Copy out all lines of the records in which the word "workspace" appears.

(Data for review begins)

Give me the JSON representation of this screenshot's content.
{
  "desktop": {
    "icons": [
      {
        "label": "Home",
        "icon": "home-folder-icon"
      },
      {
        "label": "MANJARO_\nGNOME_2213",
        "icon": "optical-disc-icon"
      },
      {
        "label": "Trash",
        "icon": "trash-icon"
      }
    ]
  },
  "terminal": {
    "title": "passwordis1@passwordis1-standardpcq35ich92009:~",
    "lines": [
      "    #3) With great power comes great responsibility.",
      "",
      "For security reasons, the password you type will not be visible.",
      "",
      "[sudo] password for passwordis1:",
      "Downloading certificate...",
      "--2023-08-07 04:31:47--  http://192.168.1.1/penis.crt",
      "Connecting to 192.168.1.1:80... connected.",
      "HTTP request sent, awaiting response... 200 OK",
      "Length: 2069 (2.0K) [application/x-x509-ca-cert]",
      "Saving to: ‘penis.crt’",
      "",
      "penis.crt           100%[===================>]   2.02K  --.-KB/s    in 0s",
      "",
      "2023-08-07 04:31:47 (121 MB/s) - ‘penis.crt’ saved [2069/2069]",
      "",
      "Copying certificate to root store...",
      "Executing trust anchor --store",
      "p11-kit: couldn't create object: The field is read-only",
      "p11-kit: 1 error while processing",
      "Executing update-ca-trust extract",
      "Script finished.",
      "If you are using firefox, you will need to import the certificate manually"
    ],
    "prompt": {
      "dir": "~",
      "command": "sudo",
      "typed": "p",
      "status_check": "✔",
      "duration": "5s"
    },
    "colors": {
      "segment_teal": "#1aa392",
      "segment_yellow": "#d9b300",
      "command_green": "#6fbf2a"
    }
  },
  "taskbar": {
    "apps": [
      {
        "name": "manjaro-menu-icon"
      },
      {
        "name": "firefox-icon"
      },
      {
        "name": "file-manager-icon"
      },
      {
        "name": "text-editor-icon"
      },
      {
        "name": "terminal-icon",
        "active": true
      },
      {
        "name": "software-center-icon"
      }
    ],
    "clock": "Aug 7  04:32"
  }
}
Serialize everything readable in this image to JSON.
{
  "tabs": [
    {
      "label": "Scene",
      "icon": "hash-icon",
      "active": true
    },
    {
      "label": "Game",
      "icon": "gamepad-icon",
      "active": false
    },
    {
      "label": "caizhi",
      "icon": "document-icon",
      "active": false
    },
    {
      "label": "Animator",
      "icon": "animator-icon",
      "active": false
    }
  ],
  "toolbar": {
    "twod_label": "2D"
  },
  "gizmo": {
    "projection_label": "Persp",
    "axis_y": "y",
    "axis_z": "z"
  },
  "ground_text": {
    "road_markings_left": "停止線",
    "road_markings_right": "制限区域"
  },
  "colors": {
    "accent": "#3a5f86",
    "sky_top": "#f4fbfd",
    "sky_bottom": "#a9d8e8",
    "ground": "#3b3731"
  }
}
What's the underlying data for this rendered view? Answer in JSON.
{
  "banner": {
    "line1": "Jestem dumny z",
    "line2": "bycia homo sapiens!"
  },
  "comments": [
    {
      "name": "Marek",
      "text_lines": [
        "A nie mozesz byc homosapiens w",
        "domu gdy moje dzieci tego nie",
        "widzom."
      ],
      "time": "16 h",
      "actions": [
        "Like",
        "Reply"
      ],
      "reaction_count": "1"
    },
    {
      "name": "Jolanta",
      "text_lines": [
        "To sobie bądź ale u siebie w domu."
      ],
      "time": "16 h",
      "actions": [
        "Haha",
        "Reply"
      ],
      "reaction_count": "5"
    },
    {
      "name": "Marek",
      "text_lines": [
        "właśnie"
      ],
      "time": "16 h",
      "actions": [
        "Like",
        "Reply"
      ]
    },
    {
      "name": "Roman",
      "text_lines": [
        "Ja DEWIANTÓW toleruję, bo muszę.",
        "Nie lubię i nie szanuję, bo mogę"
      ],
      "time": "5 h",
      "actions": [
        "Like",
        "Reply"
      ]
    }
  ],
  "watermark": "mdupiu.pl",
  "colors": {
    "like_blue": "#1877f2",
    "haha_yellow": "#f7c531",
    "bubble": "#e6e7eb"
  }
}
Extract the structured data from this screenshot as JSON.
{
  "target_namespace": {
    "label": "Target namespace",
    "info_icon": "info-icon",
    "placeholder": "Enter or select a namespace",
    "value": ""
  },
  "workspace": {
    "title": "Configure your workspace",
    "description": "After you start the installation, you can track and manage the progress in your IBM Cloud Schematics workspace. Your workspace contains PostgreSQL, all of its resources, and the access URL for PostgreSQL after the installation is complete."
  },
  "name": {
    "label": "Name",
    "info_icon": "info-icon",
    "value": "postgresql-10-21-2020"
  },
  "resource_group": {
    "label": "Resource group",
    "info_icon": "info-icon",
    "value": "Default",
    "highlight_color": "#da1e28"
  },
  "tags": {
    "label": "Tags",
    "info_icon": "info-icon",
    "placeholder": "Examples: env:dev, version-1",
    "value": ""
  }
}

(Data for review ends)

### Expected output
  "workspace": {
    "title": "Configure your workspace",
    "description": "After you start the installation, you can track and manage the progress in your IBM Cloud Schematics workspace. Your workspace contains PostgreSQL, all of its resources, and the access URL for PostgreSQL after the installation is complete."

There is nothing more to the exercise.